- Eat organic where possible. This one may be obvious to you, but I still want to mention it. It’s important to reduce your exposure to pesticides and insecticides. Organic foods are also found to be more nutritious than their conventional counterparts and have higher antioxidant levels (3). Fully switching to organic foods may be expensive. And that’s where The Environmental Working Group’s Clean Fifteen and Dirty Dozen overviews can give you guidance. The Clean Fifteen overview lists 15 foods which are generally okay to eat non-organic. As they’re typically less sprayed or have thicker skins that you won’t eat. The Dirty Dozen overview on the other hand lists 12 foods you should always eat organic.
- Switch to healthier beauty and skincare products. As I mentioned earlier our skin is a major entry point to our bodies. So be mindful of the products and ingredients you put on it. Look up the products that you use or single ingredients in The Environmental Working Group’s extensive database. And see how they are rated on toxicity. You can also see what health concerns are related to specific ingredients. See if you can make better choices going forward. I tend to opt for products with a 1 rating. Alternatively, if you’re feeling adventurous, you can make some beauty and skincare products yourself. This website for instance shows you how you can easily make face cleansers, face oils, creams, hair masks, toothpaste and more that work beautifully. They usually only require a couple of ingredients. An advantage is that they’re commonly much more economical than your store-brought products. With higher-quality ingredients.
- Bring more plants into your home. Plants naturally detoxify the air. Research for instance shows that plants can clean the air of formaldehyde and benzene. Good choices are bamboo palms, rubber plants, English ivies, Boston fern, spider plants, aloe vera, Gerbera daisies, chrysanthemums, tulips, and philodendrons. Be careful though if you have small children and/or pets around. Some of these plants may be poisonous to them.
- Filter your water. It’s best to use filtered water for all drinking and preferably also cooking purposes. Choose a filter that removes fluoride, chlorine, and other contaminants. I use a Berkey filter, but there are many other good ones. Also, to avoid toxic chloride fumes (as well as the awful smell) from warm showers, I recommend to use a shower filter.

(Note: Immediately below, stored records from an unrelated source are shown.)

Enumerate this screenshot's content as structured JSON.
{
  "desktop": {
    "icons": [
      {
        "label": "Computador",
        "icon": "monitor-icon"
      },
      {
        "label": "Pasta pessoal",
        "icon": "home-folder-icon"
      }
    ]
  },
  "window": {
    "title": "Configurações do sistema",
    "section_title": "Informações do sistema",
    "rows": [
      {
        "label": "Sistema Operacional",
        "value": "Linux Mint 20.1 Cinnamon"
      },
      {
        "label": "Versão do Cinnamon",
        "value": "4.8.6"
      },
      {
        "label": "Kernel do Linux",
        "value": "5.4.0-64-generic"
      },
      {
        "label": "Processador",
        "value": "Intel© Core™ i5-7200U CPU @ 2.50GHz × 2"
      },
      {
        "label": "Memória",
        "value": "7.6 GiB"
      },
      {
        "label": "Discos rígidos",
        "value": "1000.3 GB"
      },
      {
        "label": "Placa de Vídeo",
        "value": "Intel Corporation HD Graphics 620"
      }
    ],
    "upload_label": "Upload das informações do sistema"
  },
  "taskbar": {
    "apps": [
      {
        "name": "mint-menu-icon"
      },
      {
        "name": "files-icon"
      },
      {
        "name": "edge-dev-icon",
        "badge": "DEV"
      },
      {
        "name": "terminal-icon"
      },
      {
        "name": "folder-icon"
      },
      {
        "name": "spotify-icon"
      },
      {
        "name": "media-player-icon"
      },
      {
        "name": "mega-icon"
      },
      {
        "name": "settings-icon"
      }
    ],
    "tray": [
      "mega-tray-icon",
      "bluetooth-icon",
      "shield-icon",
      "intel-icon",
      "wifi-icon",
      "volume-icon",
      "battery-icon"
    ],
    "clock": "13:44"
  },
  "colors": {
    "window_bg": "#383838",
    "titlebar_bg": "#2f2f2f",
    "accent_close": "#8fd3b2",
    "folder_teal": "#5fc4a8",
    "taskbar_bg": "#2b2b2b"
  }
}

Shower filters are fairly easily installed and relatively inexpensive.
- Avoid canned foods. The linings of these cans often contain bisphenol A (BPA). This is a famous endocrine disrupting chemical, which can get into the food. The only canned food I still purchase is coconut milk. Except for the coconut milk I (sometimes) make at home, I haven’t found good coconut milk (organic with no chemical additives) in anything but a can. Although the brand I purchase specifically mentions that their cans don’t contain BPA, I’m not sure what they’ve used instead. And if that’s any better.
- Freshen your indoor air. Stop using air fresheners. They’re hiding certain smells by releasing chemicals including phthalates into the air. Instead, ventilate your home. Indoor air is commonly a lot more toxic than outdoor air. This is due to gases or particles that are released from things in our homes such as furniture, electronics, household goods, and clothes. Also, change your air-conditioning and heating filters every 3-6 months and get the ducts cleaned annually. Consider installing HEPA air filters. Especially in rooms where you spend most of your time, typically the bedroom.
- Leave your shoes at the door. This will help keep certain toxins as well as bacteria out. Most commonly, a chemical found in asphalt, herbicides, and insecticides. But also many bad bacteria. Just think of all the places you go (public restrooms).
There you have it. 7 tips to reduce your toxic load.
You don’t need to throw away and replace all your questionable items today. I recommend to take it one step at a time. For instance, every time you run out of an item like your shampoo, simply upgrade to a healthier alternative. And go from there.
Remember, a little progress each day adds up to big results.